Loopers Year-round soybean plantings in the tropics Sunflower, summer pulses
Native armyworm species Grasses, winter cereals Winter cereals, maize
Bean pod borer Sesbania Mungbeans
Podsucking bugs e.g. green vegetable bug Cruciferous weeds, year-round planting of soybeans in the tropics Summer pulses
Rutherglen bug Sowthistle, fleabane, pigweed, range of other weed and native species Canola, sunflower, safflower, summer pulses, sorghum
Sorghum midge First generation of the season occurs in Johnson grass sorghum
Slugs Increased survival in moist soils all establishing crops
Thrips A range of flowering weeds and native plants Establishing summer pulses
Yellow peach moth Maize volunteers Maize, sorghum, mungbeans (where intercropped with maize)

Ruthergen bugs on sowthistle

Migratory pests

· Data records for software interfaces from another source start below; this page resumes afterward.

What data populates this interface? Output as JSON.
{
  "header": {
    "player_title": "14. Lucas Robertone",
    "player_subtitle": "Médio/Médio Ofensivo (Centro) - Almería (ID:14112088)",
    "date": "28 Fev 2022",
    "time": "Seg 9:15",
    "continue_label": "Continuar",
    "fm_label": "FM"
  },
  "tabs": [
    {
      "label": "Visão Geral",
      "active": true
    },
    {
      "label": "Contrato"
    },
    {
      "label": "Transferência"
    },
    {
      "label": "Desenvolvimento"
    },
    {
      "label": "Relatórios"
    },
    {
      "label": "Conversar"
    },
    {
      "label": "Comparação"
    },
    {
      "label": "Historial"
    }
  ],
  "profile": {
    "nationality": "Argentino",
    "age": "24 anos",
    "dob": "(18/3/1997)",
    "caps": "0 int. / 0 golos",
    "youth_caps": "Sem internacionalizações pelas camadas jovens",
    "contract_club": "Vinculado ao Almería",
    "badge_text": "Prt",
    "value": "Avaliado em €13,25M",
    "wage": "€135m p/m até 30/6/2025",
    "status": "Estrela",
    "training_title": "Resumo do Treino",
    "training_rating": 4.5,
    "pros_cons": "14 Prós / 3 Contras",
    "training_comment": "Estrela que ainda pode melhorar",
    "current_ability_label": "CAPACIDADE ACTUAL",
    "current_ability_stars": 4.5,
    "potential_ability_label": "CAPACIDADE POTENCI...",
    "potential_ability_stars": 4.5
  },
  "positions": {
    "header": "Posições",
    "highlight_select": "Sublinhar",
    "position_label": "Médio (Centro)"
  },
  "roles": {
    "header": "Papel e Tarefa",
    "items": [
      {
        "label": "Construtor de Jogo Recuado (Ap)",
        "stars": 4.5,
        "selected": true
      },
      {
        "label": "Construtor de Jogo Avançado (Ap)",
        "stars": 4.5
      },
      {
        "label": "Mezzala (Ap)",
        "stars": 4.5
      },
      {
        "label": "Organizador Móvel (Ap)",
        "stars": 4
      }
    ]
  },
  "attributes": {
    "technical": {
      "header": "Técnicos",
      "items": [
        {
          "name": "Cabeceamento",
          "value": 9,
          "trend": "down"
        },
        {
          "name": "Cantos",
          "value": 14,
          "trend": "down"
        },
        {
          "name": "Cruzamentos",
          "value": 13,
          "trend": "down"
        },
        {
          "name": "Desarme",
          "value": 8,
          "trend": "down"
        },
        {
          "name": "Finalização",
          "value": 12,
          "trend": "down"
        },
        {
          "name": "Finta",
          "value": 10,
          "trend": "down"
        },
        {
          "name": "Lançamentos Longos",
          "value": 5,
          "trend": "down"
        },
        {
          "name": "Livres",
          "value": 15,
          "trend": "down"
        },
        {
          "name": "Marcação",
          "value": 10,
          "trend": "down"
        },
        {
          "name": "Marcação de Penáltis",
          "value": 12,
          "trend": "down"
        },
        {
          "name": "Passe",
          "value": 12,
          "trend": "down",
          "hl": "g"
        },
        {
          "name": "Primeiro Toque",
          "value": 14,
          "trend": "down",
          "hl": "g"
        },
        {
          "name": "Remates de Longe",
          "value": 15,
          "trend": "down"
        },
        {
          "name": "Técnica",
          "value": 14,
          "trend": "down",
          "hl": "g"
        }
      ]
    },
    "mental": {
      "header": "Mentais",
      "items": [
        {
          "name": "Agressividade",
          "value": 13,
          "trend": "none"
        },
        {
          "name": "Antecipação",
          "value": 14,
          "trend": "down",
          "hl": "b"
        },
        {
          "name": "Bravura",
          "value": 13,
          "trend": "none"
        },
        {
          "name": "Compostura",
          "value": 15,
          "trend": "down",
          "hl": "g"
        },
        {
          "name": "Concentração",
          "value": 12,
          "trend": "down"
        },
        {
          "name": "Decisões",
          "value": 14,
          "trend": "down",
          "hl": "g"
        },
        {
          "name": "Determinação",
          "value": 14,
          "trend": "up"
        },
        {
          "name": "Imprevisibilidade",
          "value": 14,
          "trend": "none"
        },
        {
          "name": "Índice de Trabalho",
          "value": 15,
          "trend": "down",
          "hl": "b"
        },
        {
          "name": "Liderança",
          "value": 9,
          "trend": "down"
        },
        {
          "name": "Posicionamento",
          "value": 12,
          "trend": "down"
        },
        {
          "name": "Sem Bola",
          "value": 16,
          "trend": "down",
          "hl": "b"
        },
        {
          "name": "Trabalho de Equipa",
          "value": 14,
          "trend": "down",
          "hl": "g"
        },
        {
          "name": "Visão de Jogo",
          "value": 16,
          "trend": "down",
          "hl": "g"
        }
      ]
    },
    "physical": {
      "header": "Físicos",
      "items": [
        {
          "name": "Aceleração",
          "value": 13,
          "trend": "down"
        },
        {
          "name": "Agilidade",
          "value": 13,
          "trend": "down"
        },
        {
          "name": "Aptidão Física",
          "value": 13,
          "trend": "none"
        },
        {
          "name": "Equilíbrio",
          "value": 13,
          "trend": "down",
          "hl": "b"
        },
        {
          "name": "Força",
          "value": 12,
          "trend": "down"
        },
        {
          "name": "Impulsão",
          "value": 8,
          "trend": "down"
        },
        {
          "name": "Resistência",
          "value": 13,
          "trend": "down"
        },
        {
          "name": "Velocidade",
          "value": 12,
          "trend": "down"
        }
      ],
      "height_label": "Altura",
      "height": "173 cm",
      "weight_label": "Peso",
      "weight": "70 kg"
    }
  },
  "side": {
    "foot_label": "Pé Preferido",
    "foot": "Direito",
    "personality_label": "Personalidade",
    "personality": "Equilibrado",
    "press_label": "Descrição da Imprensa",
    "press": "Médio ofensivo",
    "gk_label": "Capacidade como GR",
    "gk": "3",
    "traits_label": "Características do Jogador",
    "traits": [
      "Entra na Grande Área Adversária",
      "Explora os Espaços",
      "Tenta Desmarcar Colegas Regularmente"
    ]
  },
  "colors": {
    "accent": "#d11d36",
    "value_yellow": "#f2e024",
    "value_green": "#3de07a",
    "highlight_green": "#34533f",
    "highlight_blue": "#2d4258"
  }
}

Helicoverpa punctigera moth visiting wildflower near St George

Not all the key pest species of crops build up in and around cropping areas. If you are in a region that has not been particularly wet over winter, you may still see an increase in the activity of some key species this spring-summer. Native armyworm species, and Helicoverpa punctigera (native budworm) are two species that are well known to breed up in the inland and migrate into eastern cropping regions in spring.

A list of the major pest species that migrate into eastern cropping regions from sources in western and northern Qld are presented in Table 2.  Some, like mirids and Rutherglen bug (RGB), may also persist and build locally when conditions are suitable. In 2016 for example, the extraordinary RGB pressure experienced was likely a result of both local build up and immigration occurring.

Native armyworm species outbreaks tend to occur in wet seasons following a drought. It is thought that the drought impacts natural enemies in the source areas, allowing the armyworm numbers to explode on the abundant hosts.

Sweep net collection of native armyworm from grasses near Georgetown

Table 2. Migrant pest species that build up in a wet winter-spring.

Pest Examples of known hosts/conditions that favour build up in source regions
Green mirids Native wildflowers and herbs
Helicoverpa punctigera

(native budworm)

Wide range of native species e.g. wildflowers
Locusts and grasshoppers Range of native grasses and broadleaf herbs
Native armyworm

e.g. common armyworm

Native grasses
Rutherglen bug Unknown

There are additional drivers that determine how severe outbreaks of migrant species will be in any season – a build-up in source regions alone is not enough. In combination with the build-up, there needs to be a subsequent deterioration in the quality or availability of hosts in the source regions (as it gets hotter and drier in spring), plus suitable meteorological conditions that transport the insects into cropping regions.

And it’s not just pests…

Predators and parasitoids are also likely to be active earlier and in higher numbers following a wet winter and spring. They too are advantaged by warmer temperatures and an early availability of prey/hosts. With the outbreak of native armyworm in winter cereals, we can expect to see early activity of parasitoid wasps like Cotesia in summer crops. Cotesia will parasitise several caterpillar pests, including fall armyworm and helicoverpa.

In wetter seasons, diseases (fungi, NPV, bacteria, nematodes) are also likely to be prevalent. Moist conditions favour many of these, and rain splash helps to spread them from the soil onto plants, and around the plant from infected individuals.